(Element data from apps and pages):

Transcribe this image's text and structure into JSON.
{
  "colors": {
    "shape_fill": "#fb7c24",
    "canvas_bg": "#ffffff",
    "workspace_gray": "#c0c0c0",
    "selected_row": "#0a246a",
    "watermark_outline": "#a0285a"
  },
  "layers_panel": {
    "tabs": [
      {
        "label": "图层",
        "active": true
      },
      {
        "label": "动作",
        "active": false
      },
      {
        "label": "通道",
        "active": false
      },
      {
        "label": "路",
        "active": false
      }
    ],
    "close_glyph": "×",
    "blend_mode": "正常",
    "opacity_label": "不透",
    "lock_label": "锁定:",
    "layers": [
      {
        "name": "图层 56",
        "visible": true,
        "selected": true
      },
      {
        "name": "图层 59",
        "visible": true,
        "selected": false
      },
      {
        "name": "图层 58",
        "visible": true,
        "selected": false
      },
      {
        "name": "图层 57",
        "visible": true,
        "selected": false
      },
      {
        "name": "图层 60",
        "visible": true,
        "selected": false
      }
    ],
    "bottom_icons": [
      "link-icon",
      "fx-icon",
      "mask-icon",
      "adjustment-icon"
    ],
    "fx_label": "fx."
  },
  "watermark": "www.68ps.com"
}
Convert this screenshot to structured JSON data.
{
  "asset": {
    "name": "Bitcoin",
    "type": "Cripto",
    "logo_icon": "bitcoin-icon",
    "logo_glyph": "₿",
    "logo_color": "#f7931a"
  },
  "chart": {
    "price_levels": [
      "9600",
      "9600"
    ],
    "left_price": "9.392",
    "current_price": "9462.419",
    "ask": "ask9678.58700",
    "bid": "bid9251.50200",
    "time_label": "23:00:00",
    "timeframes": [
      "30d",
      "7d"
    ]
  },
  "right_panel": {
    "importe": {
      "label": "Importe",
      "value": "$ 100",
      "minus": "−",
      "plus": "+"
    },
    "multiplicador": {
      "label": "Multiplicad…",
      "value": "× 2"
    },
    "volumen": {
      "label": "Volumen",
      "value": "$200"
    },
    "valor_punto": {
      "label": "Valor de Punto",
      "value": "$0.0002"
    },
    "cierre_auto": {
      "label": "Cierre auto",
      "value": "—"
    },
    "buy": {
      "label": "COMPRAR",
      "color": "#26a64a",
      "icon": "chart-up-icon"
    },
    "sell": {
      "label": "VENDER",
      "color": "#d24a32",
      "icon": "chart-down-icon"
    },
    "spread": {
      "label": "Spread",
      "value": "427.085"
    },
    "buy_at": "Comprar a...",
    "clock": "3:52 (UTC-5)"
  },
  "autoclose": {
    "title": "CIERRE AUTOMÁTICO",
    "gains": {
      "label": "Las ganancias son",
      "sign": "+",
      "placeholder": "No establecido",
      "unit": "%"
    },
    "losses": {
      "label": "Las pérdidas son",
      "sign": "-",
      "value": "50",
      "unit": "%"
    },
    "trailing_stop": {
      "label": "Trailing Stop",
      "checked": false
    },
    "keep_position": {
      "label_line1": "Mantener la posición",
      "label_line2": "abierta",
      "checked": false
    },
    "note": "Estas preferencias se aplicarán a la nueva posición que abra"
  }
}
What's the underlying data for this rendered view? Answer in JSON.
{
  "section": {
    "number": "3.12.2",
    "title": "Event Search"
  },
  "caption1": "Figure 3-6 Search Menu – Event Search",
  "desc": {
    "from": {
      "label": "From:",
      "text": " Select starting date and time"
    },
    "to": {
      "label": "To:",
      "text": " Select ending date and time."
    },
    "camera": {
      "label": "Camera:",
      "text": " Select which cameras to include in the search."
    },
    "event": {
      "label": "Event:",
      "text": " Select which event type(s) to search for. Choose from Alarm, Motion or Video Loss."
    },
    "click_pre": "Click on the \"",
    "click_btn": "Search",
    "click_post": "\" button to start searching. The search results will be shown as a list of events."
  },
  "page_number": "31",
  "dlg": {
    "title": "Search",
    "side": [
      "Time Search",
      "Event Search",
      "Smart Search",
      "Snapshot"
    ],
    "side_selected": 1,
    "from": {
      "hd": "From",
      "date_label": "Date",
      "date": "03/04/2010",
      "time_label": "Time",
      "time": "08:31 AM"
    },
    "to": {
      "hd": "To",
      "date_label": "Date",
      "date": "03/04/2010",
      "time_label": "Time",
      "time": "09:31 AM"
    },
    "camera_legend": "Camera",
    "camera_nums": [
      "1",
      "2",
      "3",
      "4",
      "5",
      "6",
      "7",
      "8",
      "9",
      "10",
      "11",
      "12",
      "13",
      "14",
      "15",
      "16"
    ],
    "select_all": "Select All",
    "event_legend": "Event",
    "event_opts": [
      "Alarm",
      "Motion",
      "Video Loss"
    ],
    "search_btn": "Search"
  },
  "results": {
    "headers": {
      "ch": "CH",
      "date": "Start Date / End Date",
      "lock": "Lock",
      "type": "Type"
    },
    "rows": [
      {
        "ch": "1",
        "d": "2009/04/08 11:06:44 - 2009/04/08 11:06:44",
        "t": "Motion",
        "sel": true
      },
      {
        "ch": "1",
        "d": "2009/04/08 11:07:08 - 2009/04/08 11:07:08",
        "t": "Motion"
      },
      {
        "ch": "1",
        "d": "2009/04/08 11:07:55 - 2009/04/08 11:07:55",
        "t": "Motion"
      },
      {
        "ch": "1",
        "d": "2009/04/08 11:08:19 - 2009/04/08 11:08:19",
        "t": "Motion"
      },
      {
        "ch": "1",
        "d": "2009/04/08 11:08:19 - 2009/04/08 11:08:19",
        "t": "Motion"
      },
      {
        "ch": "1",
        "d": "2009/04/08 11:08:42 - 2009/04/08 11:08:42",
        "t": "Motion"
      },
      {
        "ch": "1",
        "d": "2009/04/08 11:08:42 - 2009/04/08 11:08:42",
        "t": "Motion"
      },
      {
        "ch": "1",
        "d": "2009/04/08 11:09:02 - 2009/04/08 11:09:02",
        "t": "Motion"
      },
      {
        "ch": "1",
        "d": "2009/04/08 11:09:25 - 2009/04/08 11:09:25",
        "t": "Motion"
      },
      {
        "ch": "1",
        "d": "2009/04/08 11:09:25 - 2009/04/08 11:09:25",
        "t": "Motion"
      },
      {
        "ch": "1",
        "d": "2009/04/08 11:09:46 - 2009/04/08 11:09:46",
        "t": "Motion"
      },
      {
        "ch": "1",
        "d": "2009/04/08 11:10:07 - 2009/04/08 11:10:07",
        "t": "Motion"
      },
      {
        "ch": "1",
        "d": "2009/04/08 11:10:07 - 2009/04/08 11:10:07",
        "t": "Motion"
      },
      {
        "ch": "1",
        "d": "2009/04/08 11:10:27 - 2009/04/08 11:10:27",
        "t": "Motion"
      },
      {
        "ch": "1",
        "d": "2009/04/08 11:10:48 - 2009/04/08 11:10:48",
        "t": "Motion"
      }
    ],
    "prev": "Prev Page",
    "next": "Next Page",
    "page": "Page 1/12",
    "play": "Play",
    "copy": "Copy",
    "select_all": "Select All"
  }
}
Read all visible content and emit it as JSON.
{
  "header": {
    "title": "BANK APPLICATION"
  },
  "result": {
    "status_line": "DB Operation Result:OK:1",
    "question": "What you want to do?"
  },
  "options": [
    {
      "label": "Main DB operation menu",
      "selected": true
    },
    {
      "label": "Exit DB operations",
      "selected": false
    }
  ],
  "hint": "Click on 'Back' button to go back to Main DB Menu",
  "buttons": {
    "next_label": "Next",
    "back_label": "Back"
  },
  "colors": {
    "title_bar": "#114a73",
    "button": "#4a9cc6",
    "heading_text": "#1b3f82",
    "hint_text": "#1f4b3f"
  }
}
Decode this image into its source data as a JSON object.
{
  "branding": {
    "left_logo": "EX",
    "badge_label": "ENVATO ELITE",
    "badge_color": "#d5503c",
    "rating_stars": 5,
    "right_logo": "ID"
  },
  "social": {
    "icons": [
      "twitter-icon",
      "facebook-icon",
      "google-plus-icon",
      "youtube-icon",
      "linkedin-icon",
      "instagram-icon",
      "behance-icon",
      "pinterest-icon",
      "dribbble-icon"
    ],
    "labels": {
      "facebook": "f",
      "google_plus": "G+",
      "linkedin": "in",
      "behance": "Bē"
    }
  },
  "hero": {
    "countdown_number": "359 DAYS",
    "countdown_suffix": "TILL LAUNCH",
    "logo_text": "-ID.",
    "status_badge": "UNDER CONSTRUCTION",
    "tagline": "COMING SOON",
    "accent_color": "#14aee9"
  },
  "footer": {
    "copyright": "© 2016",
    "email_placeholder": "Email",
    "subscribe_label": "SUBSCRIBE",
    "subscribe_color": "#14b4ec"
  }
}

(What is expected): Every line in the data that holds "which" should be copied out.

(Response to this exercise):
      "text": " Select which cameras to include in the search."
      "text": " Select which event type(s) to search for. Choose from Alarm, Motion or Video Loss."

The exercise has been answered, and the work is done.